• **TASK INSTRUCTIONS**
Write the entries out in full, matching them exactly.

- Opening Delimiter -

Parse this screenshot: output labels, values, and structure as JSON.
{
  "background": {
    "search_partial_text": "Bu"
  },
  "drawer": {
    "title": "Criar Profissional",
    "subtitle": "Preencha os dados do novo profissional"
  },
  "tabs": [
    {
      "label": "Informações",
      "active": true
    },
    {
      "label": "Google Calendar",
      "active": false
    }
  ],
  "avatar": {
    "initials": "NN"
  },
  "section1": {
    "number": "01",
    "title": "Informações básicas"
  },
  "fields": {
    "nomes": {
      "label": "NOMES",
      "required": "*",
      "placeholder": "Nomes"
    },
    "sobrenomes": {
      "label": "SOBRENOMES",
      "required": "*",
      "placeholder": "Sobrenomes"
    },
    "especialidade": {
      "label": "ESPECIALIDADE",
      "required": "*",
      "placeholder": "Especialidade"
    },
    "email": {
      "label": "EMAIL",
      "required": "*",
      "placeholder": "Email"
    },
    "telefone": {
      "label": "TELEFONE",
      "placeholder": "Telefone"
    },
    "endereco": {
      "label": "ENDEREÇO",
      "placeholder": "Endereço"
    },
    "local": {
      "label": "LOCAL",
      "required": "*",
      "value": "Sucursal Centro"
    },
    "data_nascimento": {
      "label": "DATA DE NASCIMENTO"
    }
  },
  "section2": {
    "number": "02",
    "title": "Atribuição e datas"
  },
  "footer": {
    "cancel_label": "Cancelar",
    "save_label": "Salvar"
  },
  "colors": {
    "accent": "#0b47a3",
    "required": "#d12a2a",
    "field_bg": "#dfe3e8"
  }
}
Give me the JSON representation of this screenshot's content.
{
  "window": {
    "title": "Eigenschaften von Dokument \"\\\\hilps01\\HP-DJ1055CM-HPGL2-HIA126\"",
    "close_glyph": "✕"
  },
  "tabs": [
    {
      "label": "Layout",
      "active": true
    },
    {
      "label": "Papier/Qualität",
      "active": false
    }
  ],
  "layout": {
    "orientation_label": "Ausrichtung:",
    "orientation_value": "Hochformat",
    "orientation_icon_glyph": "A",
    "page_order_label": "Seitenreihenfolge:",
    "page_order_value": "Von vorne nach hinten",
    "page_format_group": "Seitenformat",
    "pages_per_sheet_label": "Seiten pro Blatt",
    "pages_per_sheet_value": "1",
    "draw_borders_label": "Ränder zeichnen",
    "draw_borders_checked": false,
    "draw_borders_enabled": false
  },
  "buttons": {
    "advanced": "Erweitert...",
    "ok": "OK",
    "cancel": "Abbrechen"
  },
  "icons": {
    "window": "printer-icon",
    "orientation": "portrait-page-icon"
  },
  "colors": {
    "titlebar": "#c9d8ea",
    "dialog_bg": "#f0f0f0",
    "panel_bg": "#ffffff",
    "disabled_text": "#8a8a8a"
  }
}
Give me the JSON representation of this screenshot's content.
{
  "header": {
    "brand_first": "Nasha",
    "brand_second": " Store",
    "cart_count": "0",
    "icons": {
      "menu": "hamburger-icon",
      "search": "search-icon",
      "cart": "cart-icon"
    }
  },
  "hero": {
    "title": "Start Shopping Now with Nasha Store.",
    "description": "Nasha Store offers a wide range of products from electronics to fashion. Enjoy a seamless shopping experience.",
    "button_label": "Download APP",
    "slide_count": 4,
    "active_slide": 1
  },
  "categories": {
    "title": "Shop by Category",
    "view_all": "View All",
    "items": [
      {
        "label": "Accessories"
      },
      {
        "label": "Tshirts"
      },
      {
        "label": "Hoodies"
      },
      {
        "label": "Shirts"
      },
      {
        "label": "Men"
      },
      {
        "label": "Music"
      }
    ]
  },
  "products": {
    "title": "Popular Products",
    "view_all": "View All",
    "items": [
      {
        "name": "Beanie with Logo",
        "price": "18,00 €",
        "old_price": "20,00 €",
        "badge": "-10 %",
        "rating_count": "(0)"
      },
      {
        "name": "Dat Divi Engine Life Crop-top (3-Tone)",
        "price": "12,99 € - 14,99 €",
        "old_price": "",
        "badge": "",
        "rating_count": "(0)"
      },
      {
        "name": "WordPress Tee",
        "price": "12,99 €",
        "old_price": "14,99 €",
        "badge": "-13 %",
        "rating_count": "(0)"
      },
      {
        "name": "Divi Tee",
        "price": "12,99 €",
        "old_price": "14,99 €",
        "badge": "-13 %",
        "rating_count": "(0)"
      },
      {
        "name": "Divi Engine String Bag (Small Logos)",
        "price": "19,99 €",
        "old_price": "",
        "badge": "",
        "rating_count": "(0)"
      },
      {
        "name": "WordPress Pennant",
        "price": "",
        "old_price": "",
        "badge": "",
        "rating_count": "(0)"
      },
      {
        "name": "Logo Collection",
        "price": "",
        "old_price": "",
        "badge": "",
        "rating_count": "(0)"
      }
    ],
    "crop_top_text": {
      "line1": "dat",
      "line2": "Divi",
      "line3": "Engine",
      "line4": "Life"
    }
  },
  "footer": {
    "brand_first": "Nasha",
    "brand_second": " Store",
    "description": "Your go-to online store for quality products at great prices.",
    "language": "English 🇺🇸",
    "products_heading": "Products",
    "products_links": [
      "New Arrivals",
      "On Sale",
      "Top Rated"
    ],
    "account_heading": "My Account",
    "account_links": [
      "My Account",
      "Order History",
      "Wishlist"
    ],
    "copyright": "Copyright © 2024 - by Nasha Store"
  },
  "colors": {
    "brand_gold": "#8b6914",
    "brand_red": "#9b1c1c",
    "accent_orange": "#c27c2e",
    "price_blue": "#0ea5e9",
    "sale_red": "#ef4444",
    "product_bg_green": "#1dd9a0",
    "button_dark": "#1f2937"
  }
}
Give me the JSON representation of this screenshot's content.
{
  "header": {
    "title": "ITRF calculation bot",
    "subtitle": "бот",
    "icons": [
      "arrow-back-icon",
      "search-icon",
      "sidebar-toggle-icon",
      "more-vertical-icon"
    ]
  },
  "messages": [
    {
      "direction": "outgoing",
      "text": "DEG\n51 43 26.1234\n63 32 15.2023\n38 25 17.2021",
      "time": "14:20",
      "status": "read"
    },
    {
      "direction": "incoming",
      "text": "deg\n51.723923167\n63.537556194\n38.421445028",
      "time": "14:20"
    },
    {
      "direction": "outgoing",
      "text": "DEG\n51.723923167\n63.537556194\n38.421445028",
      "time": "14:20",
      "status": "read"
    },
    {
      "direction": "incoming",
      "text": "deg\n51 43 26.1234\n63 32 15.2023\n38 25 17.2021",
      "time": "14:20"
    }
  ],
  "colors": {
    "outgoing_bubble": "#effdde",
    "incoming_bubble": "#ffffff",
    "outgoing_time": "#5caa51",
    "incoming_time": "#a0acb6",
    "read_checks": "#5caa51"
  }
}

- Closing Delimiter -

• **WRITTEN SOLUTION**
Parse this screenshot: output labels, values, and structure as JSON.
{
  "background": {
    "search_partial_text": "Bu"
  },
  "drawer": {
    "title": "Criar Profissional",
    "subtitle": "Preencha os dados do novo profissional"
  },
  "tabs": [
    {
      "label": "Informações",
      "active": true
    },
    {
      "label": "Google Calendar",
      "active": false
    }
  ],
  "avatar": {
    "initials": "NN"
  },
  "section1": {
    "number": "01",
    "title": "Informações básicas"
  },
  "fields": {
    "nomes": {
      "label": "NOMES",
      "required": "*",
      "placeholder": "Nomes"
    },
    "sobrenomes": {
      "label": "SOBRENOMES",
      "required": "*",
      "placeholder": "Sobrenomes"
    },
    "especialidade": {
      "label": "ESPECIALIDADE",
      "required": "*",
      "placeholder": "Especialidade"
    },
    "email": {
      "label": "EMAIL",
      "required": "*",
      "placeholder": "Email"
    },
    "telefone": {
      "label": "TELEFONE",
      "placeholder": "Telefone"
    },
    "endereco": {
      "label": "ENDEREÇO",
      "placeholder": "Endereço"
    },
    "local": {
      "label": "LOCAL",
      "required": "*",
      "value": "Sucursal Centro"
    },
    "data_nascimento": {
      "label": "DATA DE NASCIMENTO"
    }
  },
  "section2": {
    "number": "02",
    "title": "Atribuição e datas"
  },
  "footer": {
    "cancel_label": "Cancelar",
    "save_label": "Salvar"
  },
  "colors": {
    "accent": "#0b47a3",
    "required": "#d12a2a",
    "field_bg": "#dfe3e8"
  }
}
Give me the JSON representation of this screenshot's content.
{
  "window": {
    "title": "Eigenschaften von Dokument \"\\\\hilps01\\HP-DJ1055CM-HPGL2-HIA126\"",
    "close_glyph": "✕"
  },
  "tabs": [
    {
      "label": "Layout",
      "active": true
    },
    {
      "label": "Papier/Qualität",
      "active": false
    }
  ],
  "layout": {
    "orientation_label": "Ausrichtung:",
    "orientation_value": "Hochformat",
    "orientation_icon_glyph": "A",
    "page_order_label": "Seitenreihenfolge:",
    "page_order_value": "Von vorne nach hinten",
    "page_format_group": "Seitenformat",
    "pages_per_sheet_label": "Seiten pro Blatt",
    "pages_per_sheet_value": "1",
    "draw_borders_label": "Ränder zeichnen",
    "draw_borders_checked": false,
    "draw_borders_enabled": false
  },
  "buttons": {
    "advanced": "Erweitert...",
    "ok": "OK",
    "cancel": "Abbrechen"
  },
  "icons": {
    "window": "printer-icon",
    "orientation": "portrait-page-icon"
  },
  "colors": {
    "titlebar": "#c9d8ea",
    "dialog_bg": "#f0f0f0",
    "panel_bg": "#ffffff",
    "disabled_text": "#8a8a8a"
  }
}
Give me the JSON representation of this screenshot's content.
{
  "header": {
    "brand_first": "Nasha",
    "brand_second": " Store",
    "cart_count": "0",
    "icons": {
      "menu": "hamburger-icon",
      "search": "search-icon",
      "cart": "cart-icon"
    }
  },
  "hero": {
    "title": "Start Shopping Now with Nasha Store.",
    "description": "Nasha Store offers a wide range of products from electronics to fashion. Enjoy a seamless shopping experience.",
    "button_label": "Download APP",
    "slide_count": 4,
    "active_slide": 1
  },
  "categories": {
    "title": "Shop by Category",
    "view_all": "View All",
    "items": [
      {
        "label": "Accessories"
      },
      {
        "label": "Tshirts"
      },
      {
        "label": "Hoodies"
      },
      {
        "label": "Shirts"
      },
      {
        "label": "Men"
      },
      {
        "label": "Music"
      }
    ]
  },
  "products": {
    "title": "Popular Products",
    "view_all": "View All",
    "items": [
      {
        "name": "Beanie with Logo",
        "price": "18,00 €",
        "old_price": "20,00 €",
        "badge": "-10 %",
        "rating_count": "(0)"
      },
      {
        "name": "Dat Divi Engine Life Crop-top (3-Tone)",
        "price": "12,99 € - 14,99 €",
        "old_price": "",
        "badge": "",
        "rating_count": "(0)"
      },
      {
        "name": "WordPress Tee",
        "price": "12,99 €",
        "old_price": "14,99 €",
        "badge": "-13 %",
        "rating_count": "(0)"
      },
      {
        "name": "Divi Tee",
        "price": "12,99 €",
        "old_price": "14,99 €",
        "badge": "-13 %",
        "rating_count": "(0)"
      },
      {
        "name": "Divi Engine String Bag (Small Logos)",
        "price": "19,99 €",
        "old_price": "",
        "badge": "",
        "rating_count": "(0)"
      },
      {
        "name": "WordPress Pennant",
        "price": "",
        "old_price": "",
        "badge": "",
        "rating_count": "(0)"
      },
      {
        "name": "Logo Collection",
        "price": "",
        "old_price": "",
        "badge": "",
        "rating_count": "(0)"
      }
    ],
    "crop_top_text": {
      "line1": "dat",
      "line2": "Divi",
      "line3": "Engine",
      "line4": "Life"
    }
  },
  "footer": {
    "brand_first": "Nasha",
    "brand_second": " Store",
    "description": "Your go-to online store for quality products at great prices.",
    "language": "English 🇺🇸",
    "products_heading": "Products",
    "products_links": [
      "New Arrivals",
      "On Sale",
      "Top Rated"
    ],
    "account_heading": "My Account",
    "account_links": [
      "My Account",
      "Order History",
      "Wishlist"
    ],
    "copyright": "Copyright © 2024 - by Nasha Store"
  },
  "colors": {
    "brand_gold": "#8b6914",
    "brand_red": "#9b1c1c",
    "accent_orange": "#c27c2e",
    "price_blue": "#0ea5e9",
    "sale_red": "#ef4444",
    "product_bg_green": "#1dd9a0",
    "button_dark": "#1f2937"
  }
}
Give me the JSON representation of this screenshot's content.
{
  "header": {
    "title": "ITRF calculation bot",
    "subtitle": "бот",
    "icons": [
      "arrow-back-icon",
      "search-icon",
      "sidebar-toggle-icon",
      "more-vertical-icon"
    ]
  },
  "messages": [
    {
      "direction": "outgoing",
      "text": "DEG\n51 43 26.1234\n63 32 15.2023\n38 25 17.2021",
      "time": "14:20",
      "status": "read"
    },
    {
      "direction": "incoming",
      "text": "deg\n51.723923167\n63.537556194\n38.421445028",
      "time": "14:20"
    },
    {
      "direction": "outgoing",
      "text": "DEG\n51.723923167\n63.537556194\n38.421445028",
      "time": "14:20",
      "status": "read"
    },
    {
      "direction": "incoming",
      "text": "deg\n51 43 26.1234\n63 32 15.2023\n38 25 17.2021",
      "time": "14:20"
    }
  ],
  "colors": {
    "outgoing_bubble": "#effdde",
    "incoming_bubble": "#ffffff",
    "outgoing_time": "#5caa51",
    "incoming_time": "#a0acb6",
    "read_checks": "#5caa51"
  }
}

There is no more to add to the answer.